We have had success with students from pharmacy and elementary education as well as chemistry, so there seems to be a fair degree of latitude. The main concern is that you should have good math skills and intense dedication. You will be doing double-time in your coursework as well as research on your thesis if you hope for a stipend. The hours per week are large. I personally think that your experience with physical chemistry might be a good predictor. The principles in the chemical engineering coursework are much more like P-Chem than organic, inorganic, or analytical. If you supplement those principles with good skills in computations and differential equations, you are ready.

Why Switch to Chemical Engineering? By J. Richard Elliott, Jr., Graduate Coordinator

The best I can do is give you my own perspective on this, which is why I assigned a "by-line" above. I double-majored in Math and Chemistry at a small Liberal Arts college. When it came time for career planning, I could not help but notice that BS chemical engineers earn a lot more than BS chemists or mathematicians. This is probably true for physicists too. At the PhD level it is true that the discrepancy is less, but PhD chemists are generally expected to have post-doc experience and so forth. You could easily be 30 before you are ready to settle into a career as a PhD chemist. Post-doc experience is less common for PhD chemical engineers going to industry, and my immediate plans were more directed at the MS in engineering. I could just about double my salary prospects in two years with the MS route. Then I could re-assess whether to continue grad school in engineering or chemistry, or start my career with a bit of a jump from where I would have been. This put me more in control and I liked that.

Obviously, I stuck it out with the PhD in Chemical Engineering. When you get into the heavy research, the distinctions between majors become blurred and the main concern is the area of specialization. For example, if you specialize in molecular dynamics simulation, like I did, the properties that you compute may be different, but the computational methods are still Newton's Laws. If you specialize in catalysis, you may use a different apparatus, but the questions are largely the same, and may involve substantial application of analytical chemistry. Similar statements apply for biochemical engineering, chemical vapor deposition, materials development, etc. I must admit that there is a bit more emphasis on basic science in graduate work in chemistry or physics. I think the basic sciences generally have neater toys. Chemical Engineering tends to be oriented toward equipment that might be a bit more realistic for industrial applications. But the kind of industrial career you take up after grad school might not be so different, especially 3-5 years after you start.
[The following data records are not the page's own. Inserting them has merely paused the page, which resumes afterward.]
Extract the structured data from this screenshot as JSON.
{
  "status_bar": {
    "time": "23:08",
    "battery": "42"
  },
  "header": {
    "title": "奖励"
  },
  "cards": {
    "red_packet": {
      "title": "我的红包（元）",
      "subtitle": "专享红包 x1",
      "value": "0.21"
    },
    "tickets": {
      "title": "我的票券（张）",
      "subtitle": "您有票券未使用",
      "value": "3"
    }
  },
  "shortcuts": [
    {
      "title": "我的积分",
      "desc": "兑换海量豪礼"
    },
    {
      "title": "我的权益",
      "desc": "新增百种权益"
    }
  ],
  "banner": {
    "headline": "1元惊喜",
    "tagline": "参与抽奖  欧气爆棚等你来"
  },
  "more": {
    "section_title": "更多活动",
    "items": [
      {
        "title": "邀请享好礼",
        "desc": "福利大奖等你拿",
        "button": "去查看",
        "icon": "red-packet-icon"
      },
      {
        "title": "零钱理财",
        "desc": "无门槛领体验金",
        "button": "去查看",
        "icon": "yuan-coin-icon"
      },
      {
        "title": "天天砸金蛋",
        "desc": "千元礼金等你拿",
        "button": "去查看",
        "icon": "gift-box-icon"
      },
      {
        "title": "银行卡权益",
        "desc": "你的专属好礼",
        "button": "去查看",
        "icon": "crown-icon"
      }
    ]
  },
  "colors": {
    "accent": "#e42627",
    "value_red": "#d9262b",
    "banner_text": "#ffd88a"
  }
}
So switching into Chemical Engineering will cost you 2.5 years to get an MS compared to ~2 years for MS in chemistry, math, or physics. MS salaries are not so different from BS salaries if you stick with the same major and factor in the time spent getting the degree compared to earning a salary for 2 years. So why not hedge your bets by switching to the MS in Chemical Engineering?